Now that our conversation is flowing easily, I tell her of this sense of gloominess I have found in Piter, but she playfully brushes this off. To her, the city beams with life. Sad? How could it be? When elderly “Babushkas” smile at her warmly and chivalrous boys offer to carry her bike and bags; when they offer her “Chay” just to get to know her and listen to her and in turn tell her their own stories. She speaks affectionately even of Putin, “he has done so much for this country, why do everyone keep on hating on him?” she recalls a recent trip to Moscow when in an anti-Putin protest rally, she asked the protesters why they were actually there and they simply couldn’t answer. She, herself, dreams of being a politician someday, maybe even in Iran but I am skeptical as an image of Marzieh Afkham, spokeswoman and head of the center for public and media diplomacy in Iran’s Ministry of Foreign affairs flashes through my mind.
What does she think of this whole when-in-Russia-drink-vodka thing? “Not quite true” but she laughs and admits that despite not being much of a drinker, there was this one occasion when she was inclined to; it was at ICOM (International Council of Museums) conference at Hermitage where champagne flowed freely. Soraya’s arm was twisted after she discovered that Vladimir Tolstoy was among the guests, “How could I turn down Leo Tolstoy’s great-great-grandson?!”
She was browsing internship positions all over the globe when she fell upon the Hermitage; had her fairly bitter taste of the Russian bureaucracy before she could finally get her visa and when she arrived, she was settled into a cold lodging with a Russian DJ; afterwards, she saw only sunshine even when it was gray in Piter.
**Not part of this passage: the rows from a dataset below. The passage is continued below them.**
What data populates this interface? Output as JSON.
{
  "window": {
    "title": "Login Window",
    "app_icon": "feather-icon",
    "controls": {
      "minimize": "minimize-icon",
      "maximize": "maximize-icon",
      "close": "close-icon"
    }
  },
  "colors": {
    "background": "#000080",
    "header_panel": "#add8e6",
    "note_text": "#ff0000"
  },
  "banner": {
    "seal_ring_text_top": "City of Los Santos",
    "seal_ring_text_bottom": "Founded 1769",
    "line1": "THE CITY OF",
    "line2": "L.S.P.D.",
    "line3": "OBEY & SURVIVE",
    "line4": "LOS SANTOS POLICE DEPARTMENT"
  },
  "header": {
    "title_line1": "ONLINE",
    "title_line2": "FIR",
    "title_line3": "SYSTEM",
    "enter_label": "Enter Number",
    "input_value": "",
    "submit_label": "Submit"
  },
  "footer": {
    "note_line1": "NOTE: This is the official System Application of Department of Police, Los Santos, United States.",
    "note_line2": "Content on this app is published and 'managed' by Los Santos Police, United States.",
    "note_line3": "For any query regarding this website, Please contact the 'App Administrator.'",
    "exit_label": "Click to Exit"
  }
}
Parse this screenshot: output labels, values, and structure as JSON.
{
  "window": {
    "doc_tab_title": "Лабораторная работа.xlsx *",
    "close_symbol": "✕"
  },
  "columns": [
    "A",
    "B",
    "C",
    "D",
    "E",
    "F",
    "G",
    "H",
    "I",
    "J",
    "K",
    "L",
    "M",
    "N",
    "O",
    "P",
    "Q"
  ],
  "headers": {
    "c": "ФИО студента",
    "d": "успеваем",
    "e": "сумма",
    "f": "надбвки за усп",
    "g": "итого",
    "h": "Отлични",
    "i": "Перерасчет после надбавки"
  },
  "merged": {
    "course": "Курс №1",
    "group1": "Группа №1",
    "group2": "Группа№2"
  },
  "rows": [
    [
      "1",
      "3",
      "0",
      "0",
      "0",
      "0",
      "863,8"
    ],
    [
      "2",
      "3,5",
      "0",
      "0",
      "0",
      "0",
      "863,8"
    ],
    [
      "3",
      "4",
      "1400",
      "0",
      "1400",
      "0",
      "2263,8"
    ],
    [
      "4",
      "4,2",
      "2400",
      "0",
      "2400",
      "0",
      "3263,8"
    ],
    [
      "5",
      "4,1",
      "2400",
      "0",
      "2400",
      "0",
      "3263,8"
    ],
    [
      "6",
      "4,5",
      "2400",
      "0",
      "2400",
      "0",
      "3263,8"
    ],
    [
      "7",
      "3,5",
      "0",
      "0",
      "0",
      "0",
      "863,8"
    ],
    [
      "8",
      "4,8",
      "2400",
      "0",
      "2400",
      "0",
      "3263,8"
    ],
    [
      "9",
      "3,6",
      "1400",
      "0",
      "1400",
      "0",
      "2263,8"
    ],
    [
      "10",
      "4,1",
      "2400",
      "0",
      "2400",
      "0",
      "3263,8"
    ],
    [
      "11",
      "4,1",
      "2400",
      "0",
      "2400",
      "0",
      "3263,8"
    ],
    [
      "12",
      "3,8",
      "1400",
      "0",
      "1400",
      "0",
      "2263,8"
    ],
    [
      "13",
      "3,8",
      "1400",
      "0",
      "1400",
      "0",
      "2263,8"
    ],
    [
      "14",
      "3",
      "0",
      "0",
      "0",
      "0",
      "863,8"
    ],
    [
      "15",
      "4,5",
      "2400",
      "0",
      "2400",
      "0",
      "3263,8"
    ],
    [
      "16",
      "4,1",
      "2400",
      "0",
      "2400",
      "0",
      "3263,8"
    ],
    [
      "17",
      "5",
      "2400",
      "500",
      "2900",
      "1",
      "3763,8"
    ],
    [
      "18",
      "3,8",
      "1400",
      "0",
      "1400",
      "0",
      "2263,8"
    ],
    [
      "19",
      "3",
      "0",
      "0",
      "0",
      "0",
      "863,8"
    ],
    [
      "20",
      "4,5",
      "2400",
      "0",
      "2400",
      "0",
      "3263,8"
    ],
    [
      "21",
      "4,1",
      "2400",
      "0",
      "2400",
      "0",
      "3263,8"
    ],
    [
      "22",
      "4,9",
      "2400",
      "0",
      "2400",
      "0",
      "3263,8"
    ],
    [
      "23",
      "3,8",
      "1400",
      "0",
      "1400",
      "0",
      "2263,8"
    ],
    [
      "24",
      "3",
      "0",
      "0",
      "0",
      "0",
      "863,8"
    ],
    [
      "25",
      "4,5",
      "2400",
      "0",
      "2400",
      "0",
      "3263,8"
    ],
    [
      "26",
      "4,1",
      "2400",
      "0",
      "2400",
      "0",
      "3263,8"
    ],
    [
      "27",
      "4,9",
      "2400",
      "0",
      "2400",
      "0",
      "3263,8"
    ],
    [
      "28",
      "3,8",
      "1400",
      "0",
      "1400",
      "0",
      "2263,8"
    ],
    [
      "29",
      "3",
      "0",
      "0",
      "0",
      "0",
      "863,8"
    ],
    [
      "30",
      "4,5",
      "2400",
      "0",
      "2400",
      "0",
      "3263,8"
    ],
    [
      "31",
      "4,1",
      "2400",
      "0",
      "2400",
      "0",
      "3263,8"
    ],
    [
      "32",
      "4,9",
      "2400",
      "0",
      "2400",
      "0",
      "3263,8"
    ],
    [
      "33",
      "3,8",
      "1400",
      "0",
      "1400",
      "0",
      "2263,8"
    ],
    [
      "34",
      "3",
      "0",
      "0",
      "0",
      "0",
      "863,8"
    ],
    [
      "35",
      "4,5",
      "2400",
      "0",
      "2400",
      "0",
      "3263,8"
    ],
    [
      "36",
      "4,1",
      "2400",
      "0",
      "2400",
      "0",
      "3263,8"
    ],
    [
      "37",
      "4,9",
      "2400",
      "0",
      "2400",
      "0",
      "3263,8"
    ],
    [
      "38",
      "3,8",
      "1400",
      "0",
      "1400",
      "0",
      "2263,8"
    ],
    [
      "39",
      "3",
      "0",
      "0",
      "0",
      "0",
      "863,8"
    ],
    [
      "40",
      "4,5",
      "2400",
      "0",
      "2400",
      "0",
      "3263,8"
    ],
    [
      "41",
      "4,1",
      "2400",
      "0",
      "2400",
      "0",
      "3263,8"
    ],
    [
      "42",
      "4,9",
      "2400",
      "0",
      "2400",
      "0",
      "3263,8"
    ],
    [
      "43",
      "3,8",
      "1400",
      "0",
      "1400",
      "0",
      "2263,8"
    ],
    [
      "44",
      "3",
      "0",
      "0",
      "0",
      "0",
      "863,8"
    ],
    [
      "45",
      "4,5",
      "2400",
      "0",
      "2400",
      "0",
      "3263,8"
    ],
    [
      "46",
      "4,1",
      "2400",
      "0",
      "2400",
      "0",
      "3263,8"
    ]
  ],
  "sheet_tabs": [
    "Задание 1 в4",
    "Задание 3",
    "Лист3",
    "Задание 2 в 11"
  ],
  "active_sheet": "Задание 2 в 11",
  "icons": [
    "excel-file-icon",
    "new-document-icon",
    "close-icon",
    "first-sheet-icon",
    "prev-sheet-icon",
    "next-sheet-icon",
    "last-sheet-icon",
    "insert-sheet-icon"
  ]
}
She made friends with a Russian girl who is a vegan just like her and they got to know each other before even she was there; through “CouchSurfing, I just typed the word vegan and there she was in Piter, waiting for me to show up!” They even went on to attend a Harekrishna ceremony together on the outskirts of Piter. “Fascinating…everybody was dressed the same way, plain dolman, chanting in harmony… just fascinating.”
Soraya’s gaze in now lingering on the crowd hurrying by on Nevsky; the city is singing to her and she is whistling a tune back…perfect harmony.